Flat Budgets to Force Tough Army Choices
The Army faces tough choices as it pushes ahead with an ambitious modernization effort during a time of flat budgets, the service’s top officer said.
“We can’t have everything," Army Chief of Staff Gen. James McConville said July 31 during a virtual event hosted by the Center for Strategic and International Studies.
Work on the Army’s six modernization priorities—long-range precision fires, next-generation combat vehicle, future vertical lift, the network, air and missile defense and soldier lethality—is well underway, he said, citing as examples tests of new hypersonic capabilities, mid-range missiles and an extended range cannon, he said.
These six essential capabilities “have to happen,” McConville said, “so some of the things that may be incremental improvements to our current systems, we are not going to be able to invest in, although some would like us to.”
The Army’s modernization priorities fuel a “major transformational effort” in the Army, McConville said.
From new equipment and units to a new operating concept and a 21st century talent management system, the Army’s efforts now will “set the course for the next 40 years,” he said. “They are going to allow us to have overmatch and great-power competition, so I think it is very, very important that we continue these efforts.”
As the Army modernizes the force, leaders also continue to work closely with the other services and partners and allies, particularly in the Indo-Pacific, which is a priority region outlined in the National Defense Strategy, McConville said.
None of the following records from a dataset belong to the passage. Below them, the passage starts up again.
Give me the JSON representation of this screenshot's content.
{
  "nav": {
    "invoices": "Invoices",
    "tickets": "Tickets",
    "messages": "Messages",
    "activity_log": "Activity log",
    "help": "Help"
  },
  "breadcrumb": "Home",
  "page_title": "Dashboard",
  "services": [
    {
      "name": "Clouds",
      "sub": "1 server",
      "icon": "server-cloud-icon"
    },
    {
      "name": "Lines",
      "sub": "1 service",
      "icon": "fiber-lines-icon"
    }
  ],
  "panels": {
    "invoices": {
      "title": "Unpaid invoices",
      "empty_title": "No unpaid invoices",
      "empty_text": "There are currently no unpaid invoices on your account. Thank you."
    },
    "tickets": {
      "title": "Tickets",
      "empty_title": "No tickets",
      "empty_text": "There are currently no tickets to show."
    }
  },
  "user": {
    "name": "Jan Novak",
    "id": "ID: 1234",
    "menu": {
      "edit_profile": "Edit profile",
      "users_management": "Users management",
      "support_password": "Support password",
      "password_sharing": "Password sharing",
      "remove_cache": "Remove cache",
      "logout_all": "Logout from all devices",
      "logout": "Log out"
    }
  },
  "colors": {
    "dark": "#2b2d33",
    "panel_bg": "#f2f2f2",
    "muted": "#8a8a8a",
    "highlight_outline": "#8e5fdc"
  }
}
“When we look at the region, there’s great-power competition there, and great-power competition is really about the people,” he said.
As part of the joint force, the Army looks to help meet combatant commanders’ needs. This includes providing capabilities such as a security force assistance brigade that can advise, assist and develop strong relationships with allies and partners, McConville said. Another capability is the Army’s new multidomain task force, which can provide long-term, long-range precision effects or fires, he said.
The Army’s partners and allies in the Indo-Pacific are looking for “a strong friendship, a strong partnership,” McConville said. “They want a free and open Indo-Pacific. They want to be able to have a stable and secure area.”